Mamers Valles is a trough that winds for nearly 1,000 kilometers (600 miles) through the ragged highlands of Arabia Terra on Mars, before it empties onto the vast northern lowlands in Deuteronilus Mensae. In the section seen here, about halfway along its course, the valley averages 25 km (15 miles) wide, and its floor lies 1,200 meters (4,000 feet) below the rim.
Scientists think the linear features on the valley bottom are telling a tale of flowing ice covered with a layer of rock.
This image, taken by the Thermal Emission Imaging System (THEMIS), combines images taken in daytime at both infrared and visible wavelengths. It shows daytime ground temperatures using false colors - warmer areas appear in reddish tints, while colder ones are bluer. Ground temperatures are controlled both by the nature of the surface materials and by solar heating. Slopes that face the Sun more directly become warmer, while those turned away are cooler. In addition, surfaces mantled with fine-grain particles (such as dust or fine sand) respond quicker to solar heating, but more cohesive and rocky material stays cooler.

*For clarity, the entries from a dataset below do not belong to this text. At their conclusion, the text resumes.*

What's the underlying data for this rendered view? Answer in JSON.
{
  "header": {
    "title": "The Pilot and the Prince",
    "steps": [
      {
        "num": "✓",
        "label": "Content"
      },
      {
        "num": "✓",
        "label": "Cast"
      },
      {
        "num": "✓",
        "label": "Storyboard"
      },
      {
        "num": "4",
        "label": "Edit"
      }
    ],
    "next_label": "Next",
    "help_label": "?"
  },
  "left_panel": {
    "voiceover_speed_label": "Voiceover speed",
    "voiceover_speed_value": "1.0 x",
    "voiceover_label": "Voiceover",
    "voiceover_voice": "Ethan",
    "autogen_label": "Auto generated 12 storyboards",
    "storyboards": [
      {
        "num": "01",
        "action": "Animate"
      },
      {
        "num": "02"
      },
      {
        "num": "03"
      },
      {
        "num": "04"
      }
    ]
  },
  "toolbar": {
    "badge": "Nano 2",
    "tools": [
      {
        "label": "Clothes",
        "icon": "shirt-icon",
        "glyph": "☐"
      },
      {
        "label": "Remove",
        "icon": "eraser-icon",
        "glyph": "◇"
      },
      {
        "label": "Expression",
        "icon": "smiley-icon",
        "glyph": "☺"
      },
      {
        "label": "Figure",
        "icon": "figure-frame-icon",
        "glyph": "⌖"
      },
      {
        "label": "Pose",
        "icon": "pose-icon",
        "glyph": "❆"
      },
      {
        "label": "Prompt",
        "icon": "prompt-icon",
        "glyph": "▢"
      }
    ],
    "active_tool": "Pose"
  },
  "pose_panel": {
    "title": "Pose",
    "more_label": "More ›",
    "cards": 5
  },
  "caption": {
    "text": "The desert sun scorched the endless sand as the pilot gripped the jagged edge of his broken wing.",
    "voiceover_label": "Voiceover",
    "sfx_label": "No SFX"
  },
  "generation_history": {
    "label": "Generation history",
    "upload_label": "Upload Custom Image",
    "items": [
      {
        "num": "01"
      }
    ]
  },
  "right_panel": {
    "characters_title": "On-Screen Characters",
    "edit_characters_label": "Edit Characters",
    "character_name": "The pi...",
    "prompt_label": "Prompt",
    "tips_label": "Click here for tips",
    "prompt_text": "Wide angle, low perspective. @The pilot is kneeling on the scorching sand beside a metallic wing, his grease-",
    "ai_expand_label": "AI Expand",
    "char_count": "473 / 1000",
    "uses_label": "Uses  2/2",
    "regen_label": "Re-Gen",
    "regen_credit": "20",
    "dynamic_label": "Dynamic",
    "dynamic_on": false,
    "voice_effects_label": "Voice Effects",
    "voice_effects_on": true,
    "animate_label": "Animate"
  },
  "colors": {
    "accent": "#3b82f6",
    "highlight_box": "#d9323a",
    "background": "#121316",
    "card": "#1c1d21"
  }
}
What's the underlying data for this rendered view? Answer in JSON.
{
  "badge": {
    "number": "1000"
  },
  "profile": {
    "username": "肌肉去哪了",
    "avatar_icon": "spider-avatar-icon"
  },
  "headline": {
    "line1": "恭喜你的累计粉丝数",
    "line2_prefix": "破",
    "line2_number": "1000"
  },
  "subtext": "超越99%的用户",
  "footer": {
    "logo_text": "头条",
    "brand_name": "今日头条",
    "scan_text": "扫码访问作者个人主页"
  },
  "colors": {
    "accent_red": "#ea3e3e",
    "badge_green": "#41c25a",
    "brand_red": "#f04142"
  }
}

While Mamers Valles dates from the early Hesperian period in Mars' history - about 3.8 billion years ago - the valley floor contains far younger material, perhaps only a few million years old or less. This material is relatively uncratered, and its lineations show that it has flowed from the valley walls toward the channel's center. Then, after merging with the debris from the channel's other side, it flowed along the valley in a downstream direction.
How much ice this lineated fill contains is the focus of scientific debate. Earlier views held that the valley fill was mostly rock with some ice that collected as water slowly infiltrated through the cracks and voids in the debris. More recently, however, many scientists have concluded that the ice is a lot more plentiful, with perhaps a relatively thin covering of rocky debris. If so, these features would be the Martian equivalent of valley glaciers found on Earth, especially in the Dry Valleys of Antarctica and on Baffin and Ellesmere Islands in the Canadian Arctic.